What is needed:
Wherever the string "this" appears in a line of the listing below, report that line.

------------------------

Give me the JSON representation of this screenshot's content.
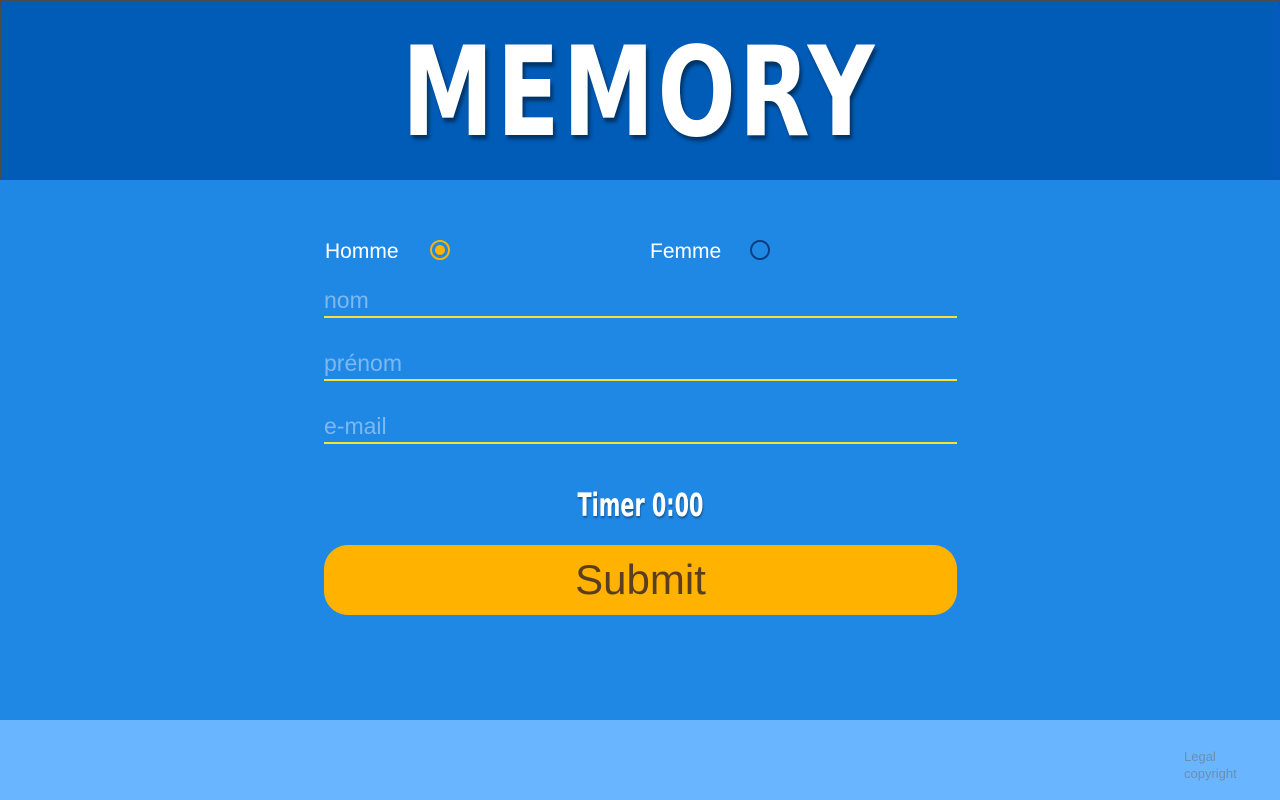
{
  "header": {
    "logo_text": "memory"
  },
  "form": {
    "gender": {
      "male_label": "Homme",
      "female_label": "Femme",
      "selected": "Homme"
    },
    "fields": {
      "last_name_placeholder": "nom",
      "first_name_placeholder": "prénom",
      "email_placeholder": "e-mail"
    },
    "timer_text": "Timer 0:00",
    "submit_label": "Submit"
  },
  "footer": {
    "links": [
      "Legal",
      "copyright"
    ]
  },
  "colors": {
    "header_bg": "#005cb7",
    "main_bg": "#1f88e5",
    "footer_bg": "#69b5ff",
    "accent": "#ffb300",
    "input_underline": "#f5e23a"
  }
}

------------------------

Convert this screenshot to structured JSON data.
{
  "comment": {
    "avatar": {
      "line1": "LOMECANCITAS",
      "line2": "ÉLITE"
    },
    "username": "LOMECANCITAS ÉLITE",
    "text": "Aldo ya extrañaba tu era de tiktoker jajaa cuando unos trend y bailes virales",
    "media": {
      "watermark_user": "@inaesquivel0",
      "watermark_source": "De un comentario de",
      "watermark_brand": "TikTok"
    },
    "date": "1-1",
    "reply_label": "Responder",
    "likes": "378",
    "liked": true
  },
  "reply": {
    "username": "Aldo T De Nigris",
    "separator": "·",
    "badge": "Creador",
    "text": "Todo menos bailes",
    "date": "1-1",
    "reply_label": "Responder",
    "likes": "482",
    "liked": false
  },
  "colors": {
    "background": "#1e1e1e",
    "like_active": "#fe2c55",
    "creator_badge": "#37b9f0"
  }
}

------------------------

Task answer:
Give me the JSON representation of this screenshot's content.
Convert this screenshot to structured JSON data.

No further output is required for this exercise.